#### INPUT DATA
============================================================

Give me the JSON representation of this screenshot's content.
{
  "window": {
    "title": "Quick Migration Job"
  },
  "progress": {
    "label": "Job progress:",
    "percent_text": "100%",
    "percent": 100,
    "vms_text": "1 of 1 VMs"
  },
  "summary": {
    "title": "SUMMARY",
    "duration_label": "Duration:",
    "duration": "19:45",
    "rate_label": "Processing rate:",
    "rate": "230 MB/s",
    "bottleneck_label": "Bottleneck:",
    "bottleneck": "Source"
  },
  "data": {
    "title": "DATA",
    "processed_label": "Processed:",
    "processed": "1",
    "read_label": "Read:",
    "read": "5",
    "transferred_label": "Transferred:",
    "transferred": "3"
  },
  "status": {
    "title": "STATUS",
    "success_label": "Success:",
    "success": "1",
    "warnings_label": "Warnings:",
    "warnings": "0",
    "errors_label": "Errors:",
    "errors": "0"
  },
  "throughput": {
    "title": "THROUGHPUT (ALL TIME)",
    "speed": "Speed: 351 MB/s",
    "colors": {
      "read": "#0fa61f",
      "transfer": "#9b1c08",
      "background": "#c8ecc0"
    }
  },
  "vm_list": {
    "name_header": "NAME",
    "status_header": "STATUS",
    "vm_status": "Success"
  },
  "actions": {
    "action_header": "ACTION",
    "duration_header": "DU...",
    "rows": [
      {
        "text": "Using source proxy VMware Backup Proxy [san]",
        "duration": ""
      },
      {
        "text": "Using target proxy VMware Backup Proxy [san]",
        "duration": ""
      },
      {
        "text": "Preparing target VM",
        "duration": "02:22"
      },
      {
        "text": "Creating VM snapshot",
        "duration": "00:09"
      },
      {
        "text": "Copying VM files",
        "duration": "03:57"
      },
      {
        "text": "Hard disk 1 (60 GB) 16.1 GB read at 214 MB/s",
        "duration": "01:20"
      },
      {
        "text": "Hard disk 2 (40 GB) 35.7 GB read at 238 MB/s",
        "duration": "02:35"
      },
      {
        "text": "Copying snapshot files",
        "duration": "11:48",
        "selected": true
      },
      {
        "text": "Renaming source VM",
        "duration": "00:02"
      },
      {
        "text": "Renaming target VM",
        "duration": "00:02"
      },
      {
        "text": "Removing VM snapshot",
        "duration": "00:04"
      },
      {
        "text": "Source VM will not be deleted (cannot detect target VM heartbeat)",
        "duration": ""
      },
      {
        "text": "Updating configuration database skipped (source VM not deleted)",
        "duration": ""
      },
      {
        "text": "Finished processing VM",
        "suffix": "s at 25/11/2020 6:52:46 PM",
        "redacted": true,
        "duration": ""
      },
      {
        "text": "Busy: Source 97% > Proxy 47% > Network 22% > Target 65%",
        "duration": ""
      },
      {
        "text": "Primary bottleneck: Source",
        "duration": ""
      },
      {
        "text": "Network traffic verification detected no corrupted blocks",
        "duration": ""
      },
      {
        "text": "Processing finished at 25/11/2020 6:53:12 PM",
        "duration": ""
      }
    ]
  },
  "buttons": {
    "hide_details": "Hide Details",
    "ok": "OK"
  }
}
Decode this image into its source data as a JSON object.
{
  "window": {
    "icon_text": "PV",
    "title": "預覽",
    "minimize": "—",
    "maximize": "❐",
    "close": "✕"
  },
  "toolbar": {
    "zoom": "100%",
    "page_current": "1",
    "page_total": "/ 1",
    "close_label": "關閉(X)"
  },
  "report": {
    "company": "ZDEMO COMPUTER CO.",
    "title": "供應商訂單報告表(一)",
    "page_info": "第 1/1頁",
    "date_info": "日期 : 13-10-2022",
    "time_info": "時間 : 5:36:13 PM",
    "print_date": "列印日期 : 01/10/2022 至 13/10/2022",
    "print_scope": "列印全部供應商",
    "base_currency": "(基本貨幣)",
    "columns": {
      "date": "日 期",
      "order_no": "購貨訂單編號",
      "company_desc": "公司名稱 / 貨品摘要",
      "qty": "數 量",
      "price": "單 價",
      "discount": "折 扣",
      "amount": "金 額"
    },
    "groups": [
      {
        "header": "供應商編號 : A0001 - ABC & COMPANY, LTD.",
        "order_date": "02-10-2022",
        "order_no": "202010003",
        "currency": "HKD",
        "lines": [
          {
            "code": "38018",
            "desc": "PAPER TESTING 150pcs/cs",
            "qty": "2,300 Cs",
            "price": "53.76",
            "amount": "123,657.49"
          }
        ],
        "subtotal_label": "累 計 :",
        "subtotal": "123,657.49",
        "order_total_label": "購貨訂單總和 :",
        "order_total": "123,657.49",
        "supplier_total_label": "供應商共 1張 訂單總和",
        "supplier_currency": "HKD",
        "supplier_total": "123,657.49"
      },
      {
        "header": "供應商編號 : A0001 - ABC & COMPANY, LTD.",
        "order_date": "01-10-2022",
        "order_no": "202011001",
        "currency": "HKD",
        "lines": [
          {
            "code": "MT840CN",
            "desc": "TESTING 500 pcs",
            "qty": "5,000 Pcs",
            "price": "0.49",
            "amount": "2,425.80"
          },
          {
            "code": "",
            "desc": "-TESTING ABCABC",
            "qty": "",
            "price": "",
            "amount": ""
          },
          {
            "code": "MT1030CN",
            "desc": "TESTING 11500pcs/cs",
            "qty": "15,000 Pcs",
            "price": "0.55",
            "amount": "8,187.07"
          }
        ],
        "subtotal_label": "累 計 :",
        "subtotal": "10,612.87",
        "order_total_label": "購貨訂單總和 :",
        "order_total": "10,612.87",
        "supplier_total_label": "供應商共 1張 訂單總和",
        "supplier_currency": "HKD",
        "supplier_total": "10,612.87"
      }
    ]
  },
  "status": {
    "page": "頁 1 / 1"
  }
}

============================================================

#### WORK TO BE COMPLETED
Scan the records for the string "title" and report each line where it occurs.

#### WRITTEN ANSWER
    "title": "Quick Migration Job"
    "title": "SUMMARY",
    "title": "DATA",
    "title": "STATUS",
    "title": "THROUGHPUT (ALL TIME)",
    "title": "預覽",
    "title": "供應商訂單報告表(一)",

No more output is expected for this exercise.